=== Section Start ===

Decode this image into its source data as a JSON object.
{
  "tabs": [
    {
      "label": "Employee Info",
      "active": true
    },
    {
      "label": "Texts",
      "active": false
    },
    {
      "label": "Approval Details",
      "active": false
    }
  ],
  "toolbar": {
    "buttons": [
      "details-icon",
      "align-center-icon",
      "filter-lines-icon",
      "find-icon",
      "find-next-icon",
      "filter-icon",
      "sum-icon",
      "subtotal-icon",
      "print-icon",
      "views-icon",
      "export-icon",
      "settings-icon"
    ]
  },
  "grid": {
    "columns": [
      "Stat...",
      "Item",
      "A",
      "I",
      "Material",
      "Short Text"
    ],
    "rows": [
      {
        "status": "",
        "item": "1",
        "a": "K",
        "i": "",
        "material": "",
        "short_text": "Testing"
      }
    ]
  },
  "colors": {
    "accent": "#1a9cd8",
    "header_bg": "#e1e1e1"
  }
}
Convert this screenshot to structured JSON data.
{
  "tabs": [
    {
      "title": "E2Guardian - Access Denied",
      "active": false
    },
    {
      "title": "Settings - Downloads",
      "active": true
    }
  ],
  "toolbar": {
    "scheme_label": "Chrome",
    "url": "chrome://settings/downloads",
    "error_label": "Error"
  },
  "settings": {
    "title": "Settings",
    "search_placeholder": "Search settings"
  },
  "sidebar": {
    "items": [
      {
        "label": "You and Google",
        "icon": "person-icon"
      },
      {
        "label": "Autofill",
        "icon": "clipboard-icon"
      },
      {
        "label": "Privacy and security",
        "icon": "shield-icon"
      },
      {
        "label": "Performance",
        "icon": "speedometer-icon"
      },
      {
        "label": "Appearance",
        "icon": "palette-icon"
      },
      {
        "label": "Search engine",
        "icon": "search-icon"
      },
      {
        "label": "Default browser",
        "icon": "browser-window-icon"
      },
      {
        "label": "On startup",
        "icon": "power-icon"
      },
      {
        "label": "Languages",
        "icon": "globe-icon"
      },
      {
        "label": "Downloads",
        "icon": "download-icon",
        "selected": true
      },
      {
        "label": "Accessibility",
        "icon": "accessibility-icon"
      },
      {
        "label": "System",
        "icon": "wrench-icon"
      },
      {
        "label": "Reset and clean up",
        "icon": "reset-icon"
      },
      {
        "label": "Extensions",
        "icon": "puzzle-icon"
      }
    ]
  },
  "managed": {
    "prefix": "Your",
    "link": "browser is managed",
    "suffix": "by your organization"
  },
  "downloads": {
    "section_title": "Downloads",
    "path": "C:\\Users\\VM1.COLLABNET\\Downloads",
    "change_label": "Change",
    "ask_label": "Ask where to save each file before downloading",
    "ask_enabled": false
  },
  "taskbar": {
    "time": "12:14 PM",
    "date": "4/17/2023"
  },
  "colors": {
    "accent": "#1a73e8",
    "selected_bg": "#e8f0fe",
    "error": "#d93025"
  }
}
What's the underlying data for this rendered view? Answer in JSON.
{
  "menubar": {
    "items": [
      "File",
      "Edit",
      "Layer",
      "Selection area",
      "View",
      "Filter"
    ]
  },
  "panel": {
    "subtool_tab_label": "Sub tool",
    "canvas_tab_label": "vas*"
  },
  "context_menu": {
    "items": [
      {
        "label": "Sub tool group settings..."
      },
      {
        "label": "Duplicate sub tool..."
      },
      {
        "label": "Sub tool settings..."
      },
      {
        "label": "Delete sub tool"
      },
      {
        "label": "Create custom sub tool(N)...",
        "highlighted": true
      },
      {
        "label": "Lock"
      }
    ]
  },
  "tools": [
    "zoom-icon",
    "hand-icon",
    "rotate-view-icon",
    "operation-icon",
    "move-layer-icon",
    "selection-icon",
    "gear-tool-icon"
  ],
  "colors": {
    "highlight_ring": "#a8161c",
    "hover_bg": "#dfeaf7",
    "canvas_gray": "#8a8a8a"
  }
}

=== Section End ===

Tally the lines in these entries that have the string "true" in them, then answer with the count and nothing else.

4